There were few studies devoted to AVD measuring can be referred. In a study, AVD measured at the level of intervertebral disc of cervical-2 to cervical-3 using the same method, a smaller AVD (72±24 ms, representing 8±2% of the CC duration vs. 106 ) were reported in 18 (9 female, 9female) healthy young volunteers. In another study, a larger AVD (17%±7% of the CC) in 19 (3 female, 16 female) healthy young volunteers were reported. This difference might be contributed to the different temporal resolution we used (32 frames per CC vs. 60 frames per CC we used). More accurate measure was expected by adopting a higher temporal resolution. In several other studies, AVD was measured as the time delay between the center of arterial pulse and the center of venous pulse, and the AVD was measured at much higher plane than the present study, so the results can’t be compared directly[37, 43].
Under the VM state, forced expiration against a closed glottis increased IAP and ITP, damping IJV outflow and venting CSF upwards motion into the cranial cavity , in turn, leading to an immediate stiffening of the brain and a rise of ICP (or a decrease of ICC). Shear waves propagate more quickly through a stiffer material. Smaller AVD during VM than NB reflects the ICC decline during VM.
Interpretation of the prolonged TTP

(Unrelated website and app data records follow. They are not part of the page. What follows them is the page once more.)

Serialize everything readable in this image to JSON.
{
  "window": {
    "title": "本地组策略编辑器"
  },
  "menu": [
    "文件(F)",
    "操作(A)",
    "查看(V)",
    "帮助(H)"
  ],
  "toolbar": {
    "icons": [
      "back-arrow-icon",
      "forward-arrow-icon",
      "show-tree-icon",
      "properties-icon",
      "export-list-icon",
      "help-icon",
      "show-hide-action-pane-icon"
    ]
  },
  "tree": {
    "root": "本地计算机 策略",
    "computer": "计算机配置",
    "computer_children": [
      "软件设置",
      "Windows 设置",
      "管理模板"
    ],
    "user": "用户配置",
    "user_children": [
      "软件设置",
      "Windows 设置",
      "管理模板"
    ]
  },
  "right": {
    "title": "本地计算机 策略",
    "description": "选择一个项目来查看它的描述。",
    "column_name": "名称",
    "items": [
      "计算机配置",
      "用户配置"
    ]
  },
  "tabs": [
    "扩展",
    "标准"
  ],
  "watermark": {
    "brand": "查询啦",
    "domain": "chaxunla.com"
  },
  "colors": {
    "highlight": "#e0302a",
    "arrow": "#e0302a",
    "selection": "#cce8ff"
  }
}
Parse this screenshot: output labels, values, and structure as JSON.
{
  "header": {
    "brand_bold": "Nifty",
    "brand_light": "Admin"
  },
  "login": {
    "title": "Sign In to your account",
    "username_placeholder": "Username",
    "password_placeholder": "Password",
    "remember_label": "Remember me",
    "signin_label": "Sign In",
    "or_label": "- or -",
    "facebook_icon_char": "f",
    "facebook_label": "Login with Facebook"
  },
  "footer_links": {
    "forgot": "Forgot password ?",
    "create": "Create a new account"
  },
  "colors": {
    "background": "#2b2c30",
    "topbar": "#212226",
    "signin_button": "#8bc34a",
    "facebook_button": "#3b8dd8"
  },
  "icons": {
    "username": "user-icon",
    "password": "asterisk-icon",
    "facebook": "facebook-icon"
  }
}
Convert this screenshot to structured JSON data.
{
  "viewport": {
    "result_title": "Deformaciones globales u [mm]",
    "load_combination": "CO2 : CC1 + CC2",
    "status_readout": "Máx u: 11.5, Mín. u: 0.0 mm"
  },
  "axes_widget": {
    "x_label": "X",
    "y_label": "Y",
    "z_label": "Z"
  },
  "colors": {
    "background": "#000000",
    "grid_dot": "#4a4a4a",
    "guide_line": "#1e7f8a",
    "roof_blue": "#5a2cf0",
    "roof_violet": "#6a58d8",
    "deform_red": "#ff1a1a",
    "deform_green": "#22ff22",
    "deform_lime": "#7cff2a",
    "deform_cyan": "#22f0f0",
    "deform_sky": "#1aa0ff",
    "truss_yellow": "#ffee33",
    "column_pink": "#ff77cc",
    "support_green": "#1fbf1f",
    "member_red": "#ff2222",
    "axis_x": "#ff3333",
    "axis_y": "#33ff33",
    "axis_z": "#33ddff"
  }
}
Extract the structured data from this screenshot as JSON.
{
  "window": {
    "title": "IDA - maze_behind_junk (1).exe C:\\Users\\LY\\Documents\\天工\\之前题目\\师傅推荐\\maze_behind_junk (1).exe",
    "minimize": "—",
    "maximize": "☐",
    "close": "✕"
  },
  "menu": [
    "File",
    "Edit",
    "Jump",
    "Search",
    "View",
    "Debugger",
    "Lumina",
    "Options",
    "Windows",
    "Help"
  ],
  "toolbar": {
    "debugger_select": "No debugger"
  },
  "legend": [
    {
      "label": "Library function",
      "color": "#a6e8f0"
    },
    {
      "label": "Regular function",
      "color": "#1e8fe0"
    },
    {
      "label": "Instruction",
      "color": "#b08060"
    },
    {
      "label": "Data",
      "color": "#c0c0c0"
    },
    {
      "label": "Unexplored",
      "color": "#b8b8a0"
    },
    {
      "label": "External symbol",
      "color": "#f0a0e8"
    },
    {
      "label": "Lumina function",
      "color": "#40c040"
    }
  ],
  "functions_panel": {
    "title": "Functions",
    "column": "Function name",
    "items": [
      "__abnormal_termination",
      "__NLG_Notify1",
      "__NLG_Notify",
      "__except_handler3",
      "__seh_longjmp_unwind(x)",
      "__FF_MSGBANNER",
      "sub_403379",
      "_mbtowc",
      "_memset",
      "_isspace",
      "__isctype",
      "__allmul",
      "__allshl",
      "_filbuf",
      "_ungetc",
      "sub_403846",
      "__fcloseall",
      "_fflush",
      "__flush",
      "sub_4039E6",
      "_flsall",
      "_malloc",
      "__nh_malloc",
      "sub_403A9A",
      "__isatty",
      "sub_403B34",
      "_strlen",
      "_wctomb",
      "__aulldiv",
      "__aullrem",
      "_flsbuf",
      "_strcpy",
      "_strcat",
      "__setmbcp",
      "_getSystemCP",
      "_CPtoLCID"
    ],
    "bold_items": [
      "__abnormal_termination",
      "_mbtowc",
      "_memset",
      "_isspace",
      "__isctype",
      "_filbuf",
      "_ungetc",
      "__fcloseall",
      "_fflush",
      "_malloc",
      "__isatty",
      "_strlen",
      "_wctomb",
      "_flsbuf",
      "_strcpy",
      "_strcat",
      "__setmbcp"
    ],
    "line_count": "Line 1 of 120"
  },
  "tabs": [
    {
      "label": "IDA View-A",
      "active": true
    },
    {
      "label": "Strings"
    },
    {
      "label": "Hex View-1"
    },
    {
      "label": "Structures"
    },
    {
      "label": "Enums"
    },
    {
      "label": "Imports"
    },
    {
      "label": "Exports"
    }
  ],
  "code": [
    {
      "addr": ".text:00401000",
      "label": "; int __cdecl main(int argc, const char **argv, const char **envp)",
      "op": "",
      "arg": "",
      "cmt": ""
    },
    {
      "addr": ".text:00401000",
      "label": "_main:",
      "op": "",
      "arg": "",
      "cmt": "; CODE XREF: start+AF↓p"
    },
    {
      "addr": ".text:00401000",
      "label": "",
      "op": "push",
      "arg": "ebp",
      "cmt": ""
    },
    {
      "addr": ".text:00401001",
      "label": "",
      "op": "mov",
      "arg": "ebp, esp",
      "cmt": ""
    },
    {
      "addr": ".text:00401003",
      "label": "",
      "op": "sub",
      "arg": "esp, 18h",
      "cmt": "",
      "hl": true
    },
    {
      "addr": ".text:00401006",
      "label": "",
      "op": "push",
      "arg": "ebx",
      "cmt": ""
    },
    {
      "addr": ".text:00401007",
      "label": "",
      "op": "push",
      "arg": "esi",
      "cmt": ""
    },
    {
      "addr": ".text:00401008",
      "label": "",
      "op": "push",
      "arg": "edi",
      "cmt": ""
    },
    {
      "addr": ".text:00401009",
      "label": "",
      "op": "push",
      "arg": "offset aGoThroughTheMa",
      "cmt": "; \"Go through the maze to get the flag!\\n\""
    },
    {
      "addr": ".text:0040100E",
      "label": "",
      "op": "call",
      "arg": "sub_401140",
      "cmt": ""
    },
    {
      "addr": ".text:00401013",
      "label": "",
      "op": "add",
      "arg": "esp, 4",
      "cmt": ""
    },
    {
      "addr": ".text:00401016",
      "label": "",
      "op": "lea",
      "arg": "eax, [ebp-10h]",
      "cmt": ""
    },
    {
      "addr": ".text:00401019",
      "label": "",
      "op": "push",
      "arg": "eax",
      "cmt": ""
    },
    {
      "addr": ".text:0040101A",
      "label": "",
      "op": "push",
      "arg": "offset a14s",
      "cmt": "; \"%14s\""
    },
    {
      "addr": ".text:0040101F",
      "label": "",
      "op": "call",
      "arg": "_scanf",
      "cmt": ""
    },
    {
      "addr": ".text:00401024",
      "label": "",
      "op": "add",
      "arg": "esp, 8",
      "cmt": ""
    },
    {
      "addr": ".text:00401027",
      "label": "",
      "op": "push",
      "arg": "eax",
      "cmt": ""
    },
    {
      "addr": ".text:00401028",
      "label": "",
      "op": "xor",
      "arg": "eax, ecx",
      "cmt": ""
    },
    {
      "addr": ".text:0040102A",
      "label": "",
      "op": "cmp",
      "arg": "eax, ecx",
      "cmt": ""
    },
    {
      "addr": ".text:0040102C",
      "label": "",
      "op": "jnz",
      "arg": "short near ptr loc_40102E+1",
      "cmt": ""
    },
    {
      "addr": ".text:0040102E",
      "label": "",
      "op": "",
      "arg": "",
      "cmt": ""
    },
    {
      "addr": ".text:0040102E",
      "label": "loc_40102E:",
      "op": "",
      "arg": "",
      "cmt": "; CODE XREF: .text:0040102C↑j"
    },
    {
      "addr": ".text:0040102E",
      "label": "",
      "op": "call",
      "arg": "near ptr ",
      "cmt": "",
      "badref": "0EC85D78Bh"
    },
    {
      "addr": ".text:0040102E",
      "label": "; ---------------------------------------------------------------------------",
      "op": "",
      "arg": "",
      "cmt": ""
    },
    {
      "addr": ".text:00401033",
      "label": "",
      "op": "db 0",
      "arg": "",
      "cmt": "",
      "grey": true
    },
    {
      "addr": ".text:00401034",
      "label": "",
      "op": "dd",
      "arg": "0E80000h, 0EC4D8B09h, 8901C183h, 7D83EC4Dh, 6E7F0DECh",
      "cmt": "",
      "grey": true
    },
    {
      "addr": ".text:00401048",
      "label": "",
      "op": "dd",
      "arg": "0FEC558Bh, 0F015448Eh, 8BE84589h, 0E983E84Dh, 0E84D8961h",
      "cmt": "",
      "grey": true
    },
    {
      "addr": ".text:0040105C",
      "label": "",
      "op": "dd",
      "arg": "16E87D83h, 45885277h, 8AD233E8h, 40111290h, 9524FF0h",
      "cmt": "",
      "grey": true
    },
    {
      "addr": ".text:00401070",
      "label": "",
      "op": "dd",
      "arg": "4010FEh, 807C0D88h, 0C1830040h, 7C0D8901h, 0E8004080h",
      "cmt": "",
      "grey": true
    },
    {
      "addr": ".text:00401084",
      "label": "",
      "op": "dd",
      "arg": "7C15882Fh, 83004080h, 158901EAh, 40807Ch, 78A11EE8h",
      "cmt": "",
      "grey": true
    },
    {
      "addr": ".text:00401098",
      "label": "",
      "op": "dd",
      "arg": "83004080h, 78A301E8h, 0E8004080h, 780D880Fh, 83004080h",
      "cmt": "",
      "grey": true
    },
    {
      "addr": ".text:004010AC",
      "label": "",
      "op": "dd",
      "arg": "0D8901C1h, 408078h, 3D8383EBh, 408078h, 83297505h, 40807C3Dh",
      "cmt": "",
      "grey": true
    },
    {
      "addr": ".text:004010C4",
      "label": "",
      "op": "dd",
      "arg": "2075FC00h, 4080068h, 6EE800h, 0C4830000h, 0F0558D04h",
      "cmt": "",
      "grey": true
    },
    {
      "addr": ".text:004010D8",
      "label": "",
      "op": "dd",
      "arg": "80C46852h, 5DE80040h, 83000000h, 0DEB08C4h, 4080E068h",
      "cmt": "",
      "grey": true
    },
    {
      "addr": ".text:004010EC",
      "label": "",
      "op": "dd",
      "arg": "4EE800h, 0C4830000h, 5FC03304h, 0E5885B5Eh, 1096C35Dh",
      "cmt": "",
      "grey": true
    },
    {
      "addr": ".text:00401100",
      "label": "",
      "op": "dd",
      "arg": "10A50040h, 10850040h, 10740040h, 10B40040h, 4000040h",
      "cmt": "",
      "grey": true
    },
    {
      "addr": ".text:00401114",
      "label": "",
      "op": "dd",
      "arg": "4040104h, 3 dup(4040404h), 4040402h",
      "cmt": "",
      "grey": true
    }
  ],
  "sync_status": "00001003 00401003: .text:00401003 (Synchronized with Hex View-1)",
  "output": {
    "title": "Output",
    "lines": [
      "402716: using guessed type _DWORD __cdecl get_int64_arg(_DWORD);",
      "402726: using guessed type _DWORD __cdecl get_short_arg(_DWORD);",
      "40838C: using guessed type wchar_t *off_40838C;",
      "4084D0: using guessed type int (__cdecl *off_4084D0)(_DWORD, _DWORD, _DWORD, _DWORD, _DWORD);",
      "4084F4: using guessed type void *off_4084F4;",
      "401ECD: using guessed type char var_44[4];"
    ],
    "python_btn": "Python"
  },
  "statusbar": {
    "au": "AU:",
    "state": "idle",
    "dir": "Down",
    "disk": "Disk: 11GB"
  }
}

A recent study using invasive monitoring methods simultaneously recorded ICP and CBF waveform in non-human primate, reported that a higher ICP led to a broadening and rightward shift of the ICP and CBF pulse wave, although the strength of this effect differed between subjects. In patients with NPH underwent CSF drainage, the arterial pulse became thinner, and peaked earlier than pre-drainage. These results are consistent with the prolonged TTP during VM reported in our work. The TTP reflects the resistance of blood flow. Elevated IAP/ITP caused a decreased ICC and increased ICP, and in turn, the increment resistance of arterial perfusion, this has been reported in both animal model of IAH  and in man during VM. In the present study, the smaller CSAICA and decreased Fmean also implied a restrictive effect of sympathetic activity during VM, which also led to an increase of vascular resistance.